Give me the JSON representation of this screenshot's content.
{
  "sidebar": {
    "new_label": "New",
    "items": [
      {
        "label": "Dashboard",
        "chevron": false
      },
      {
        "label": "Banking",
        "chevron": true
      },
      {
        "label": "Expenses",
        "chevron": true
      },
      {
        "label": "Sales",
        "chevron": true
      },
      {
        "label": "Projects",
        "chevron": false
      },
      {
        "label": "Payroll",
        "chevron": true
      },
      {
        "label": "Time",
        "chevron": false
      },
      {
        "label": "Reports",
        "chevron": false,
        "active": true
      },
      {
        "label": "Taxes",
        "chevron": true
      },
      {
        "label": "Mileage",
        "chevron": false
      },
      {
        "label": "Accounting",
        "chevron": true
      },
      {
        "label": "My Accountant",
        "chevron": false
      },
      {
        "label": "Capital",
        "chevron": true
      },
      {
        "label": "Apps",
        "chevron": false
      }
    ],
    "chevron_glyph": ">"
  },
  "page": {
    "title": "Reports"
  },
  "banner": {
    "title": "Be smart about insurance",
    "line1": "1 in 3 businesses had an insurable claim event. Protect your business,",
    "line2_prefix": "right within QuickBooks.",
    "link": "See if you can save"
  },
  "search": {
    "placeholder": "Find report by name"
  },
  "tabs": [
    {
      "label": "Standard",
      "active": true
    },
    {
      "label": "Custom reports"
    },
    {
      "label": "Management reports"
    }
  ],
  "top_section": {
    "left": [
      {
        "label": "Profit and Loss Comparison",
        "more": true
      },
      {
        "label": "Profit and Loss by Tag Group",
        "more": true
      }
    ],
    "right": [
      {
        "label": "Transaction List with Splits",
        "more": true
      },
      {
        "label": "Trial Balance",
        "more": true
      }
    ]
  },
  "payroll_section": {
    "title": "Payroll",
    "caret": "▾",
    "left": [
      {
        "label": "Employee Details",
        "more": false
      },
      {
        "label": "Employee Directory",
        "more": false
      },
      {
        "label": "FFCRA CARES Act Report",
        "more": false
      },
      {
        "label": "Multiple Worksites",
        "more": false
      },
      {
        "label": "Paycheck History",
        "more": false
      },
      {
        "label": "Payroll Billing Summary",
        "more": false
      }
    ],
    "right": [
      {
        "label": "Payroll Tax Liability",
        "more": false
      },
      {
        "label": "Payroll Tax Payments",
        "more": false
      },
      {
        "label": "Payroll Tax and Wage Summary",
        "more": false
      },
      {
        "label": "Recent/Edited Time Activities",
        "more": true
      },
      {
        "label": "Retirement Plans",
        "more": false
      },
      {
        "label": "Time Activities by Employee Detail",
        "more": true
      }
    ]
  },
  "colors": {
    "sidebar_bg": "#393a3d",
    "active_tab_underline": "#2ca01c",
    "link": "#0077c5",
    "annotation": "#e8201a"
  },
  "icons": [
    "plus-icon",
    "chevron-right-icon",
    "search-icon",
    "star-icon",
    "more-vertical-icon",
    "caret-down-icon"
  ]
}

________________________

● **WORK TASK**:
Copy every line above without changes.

● **TASK SOLUTION**:
Give me the JSON representation of this screenshot's content.
{
  "sidebar": {
    "new_label": "New",
    "items": [
      {
        "label": "Dashboard",
        "chevron": false
      },
      {
        "label": "Banking",
        "chevron": true
      },
      {
        "label": "Expenses",
        "chevron": true
      },
      {
        "label": "Sales",
        "chevron": true
      },
      {
        "label": "Projects",
        "chevron": false
      },
      {
        "label": "Payroll",
        "chevron": true
      },
      {
        "label": "Time",
        "chevron": false
      },
      {
        "label": "Reports",
        "chevron": false,
        "active": true
      },
      {
        "label": "Taxes",
        "chevron": true
      },
      {
        "label": "Mileage",
        "chevron": false
      },
      {
        "label": "Accounting",
        "chevron": true
      },
      {
        "label": "My Accountant",
        "chevron": false
      },
      {
        "label": "Capital",
        "chevron": true
      },
      {
        "label": "Apps",
        "chevron": false
      }
    ],
    "chevron_glyph": ">"
  },
  "page": {
    "title": "Reports"
  },
  "banner": {
    "title": "Be smart about insurance",
    "line1": "1 in 3 businesses had an insurable claim event. Protect your business,",
    "line2_prefix": "right within QuickBooks.",
    "link": "See if you can save"
  },
  "search": {
    "placeholder": "Find report by name"
  },
  "tabs": [
    {
      "label": "Standard",
      "active": true
    },
    {
      "label": "Custom reports"
    },
    {
      "label": "Management reports"
    }
  ],
  "top_section": {
    "left": [
      {
        "label": "Profit and Loss Comparison",
        "more": true
      },
      {
        "label": "Profit and Loss by Tag Group",
        "more": true
      }
    ],
    "right": [
      {
        "label": "Transaction List with Splits",
        "more": true
      },
      {
        "label": "Trial Balance",
        "more": true
      }
    ]
  },
  "payroll_section": {
    "title": "Payroll",
    "caret": "▾",
    "left": [
      {
        "label": "Employee Details",
        "more": false
      },
      {
        "label": "Employee Directory",
        "more": false
      },
      {
        "label": "FFCRA CARES Act Report",
        "more": false
      },
      {
        "label": "Multiple Worksites",
        "more": false
      },
      {
        "label": "Paycheck History",
        "more": false
      },
      {
        "label": "Payroll Billing Summary",
        "more": false
      }
    ],
    "right": [
      {
        "label": "Payroll Tax Liability",
        "more": false
      },
      {
        "label": "Payroll Tax Payments",
        "more": false
      },
      {
        "label": "Payroll Tax and Wage Summary",
        "more": false
      },
      {
        "label": "Recent/Edited Time Activities",
        "more": true
      },
      {
        "label": "Retirement Plans",
        "more": false
      },
      {
        "label": "Time Activities by Employee Detail",
        "more": true
      }
    ]
  },
  "colors": {
    "sidebar_bg": "#393a3d",
    "active_tab_underline": "#2ca01c",
    "link": "#0077c5",
    "annotation": "#e8201a"
  },
  "icons": [
    "plus-icon",
    "chevron-right-icon",
    "search-icon",
    "star-icon",
    "more-vertical-icon",
    "caret-down-icon"
  ]
}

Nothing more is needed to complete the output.